* **TASK ITEM**
The answer must be every line of the records below that contains the word "this".

* **INPUT DATA**
▼▼▼
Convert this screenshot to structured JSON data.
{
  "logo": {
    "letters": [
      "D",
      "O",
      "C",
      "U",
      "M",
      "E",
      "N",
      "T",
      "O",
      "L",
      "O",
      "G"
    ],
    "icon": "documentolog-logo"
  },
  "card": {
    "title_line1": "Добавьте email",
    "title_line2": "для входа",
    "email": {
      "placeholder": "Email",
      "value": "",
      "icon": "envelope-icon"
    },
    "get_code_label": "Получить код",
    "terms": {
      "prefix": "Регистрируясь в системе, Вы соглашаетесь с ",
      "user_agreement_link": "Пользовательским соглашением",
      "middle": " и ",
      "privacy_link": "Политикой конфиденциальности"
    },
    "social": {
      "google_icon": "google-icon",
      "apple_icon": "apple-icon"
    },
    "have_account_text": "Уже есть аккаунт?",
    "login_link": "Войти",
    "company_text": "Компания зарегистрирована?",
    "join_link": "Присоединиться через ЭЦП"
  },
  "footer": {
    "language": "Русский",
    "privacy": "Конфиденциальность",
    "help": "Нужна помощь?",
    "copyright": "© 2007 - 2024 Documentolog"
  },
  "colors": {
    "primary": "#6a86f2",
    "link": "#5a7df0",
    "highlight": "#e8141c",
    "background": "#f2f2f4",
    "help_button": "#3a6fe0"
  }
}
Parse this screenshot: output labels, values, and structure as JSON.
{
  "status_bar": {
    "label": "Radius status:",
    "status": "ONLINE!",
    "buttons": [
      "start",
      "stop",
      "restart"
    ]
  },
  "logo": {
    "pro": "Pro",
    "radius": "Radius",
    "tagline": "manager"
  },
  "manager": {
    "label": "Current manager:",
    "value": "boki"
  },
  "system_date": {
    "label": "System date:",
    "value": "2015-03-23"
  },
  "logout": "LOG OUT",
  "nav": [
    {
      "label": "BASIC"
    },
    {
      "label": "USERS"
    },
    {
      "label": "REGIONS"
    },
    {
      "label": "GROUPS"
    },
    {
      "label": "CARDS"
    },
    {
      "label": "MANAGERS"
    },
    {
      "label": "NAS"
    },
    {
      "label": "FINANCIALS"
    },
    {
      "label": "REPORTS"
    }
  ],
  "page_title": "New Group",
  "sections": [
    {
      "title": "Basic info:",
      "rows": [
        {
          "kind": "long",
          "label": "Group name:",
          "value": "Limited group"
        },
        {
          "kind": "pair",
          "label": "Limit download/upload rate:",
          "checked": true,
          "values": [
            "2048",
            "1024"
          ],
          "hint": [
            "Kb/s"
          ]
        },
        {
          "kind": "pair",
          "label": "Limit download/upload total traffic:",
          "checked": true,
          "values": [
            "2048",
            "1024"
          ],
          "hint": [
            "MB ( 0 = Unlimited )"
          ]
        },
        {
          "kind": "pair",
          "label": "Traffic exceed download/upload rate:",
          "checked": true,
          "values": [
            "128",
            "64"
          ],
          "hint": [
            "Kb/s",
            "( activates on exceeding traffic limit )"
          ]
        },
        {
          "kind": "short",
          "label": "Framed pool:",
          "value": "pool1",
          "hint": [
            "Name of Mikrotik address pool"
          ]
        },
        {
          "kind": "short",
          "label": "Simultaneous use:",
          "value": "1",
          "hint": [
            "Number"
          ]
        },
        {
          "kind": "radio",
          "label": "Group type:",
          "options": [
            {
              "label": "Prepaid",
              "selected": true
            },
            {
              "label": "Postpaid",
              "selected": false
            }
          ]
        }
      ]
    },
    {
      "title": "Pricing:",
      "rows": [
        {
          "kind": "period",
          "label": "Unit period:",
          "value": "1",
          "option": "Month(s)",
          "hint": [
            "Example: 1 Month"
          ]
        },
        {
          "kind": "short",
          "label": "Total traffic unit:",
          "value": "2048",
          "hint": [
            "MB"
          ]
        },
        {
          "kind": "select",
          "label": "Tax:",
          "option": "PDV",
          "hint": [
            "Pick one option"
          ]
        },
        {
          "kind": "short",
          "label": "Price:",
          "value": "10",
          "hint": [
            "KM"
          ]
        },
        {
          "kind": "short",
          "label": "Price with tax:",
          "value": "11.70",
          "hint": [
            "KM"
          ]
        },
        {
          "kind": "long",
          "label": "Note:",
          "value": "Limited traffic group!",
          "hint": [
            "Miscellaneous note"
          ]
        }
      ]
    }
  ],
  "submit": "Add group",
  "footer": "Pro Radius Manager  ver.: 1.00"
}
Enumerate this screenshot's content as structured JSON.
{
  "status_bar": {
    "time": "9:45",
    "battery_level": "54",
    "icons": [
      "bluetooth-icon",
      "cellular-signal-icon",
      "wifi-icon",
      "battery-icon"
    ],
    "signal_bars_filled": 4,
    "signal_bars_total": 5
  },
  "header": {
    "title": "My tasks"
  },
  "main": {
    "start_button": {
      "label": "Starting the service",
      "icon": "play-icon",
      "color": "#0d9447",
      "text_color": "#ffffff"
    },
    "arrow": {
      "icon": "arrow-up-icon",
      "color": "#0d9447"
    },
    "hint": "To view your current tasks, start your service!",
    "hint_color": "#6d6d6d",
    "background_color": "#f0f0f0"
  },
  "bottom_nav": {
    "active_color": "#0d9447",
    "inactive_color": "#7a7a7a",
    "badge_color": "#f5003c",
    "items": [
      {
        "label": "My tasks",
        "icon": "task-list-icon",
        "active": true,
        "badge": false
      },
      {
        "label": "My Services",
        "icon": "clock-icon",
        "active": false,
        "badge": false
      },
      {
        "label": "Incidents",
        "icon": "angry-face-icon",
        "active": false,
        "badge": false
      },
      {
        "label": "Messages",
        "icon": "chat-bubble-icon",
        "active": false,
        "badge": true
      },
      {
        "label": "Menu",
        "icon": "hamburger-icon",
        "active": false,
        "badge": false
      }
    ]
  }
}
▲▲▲
* **TASK OUTPUT**
Convert this screenshot to structured JSON data.
Parse this screenshot: output labels, values, and structure as JSON.
Enumerate this screenshot's content as structured JSON.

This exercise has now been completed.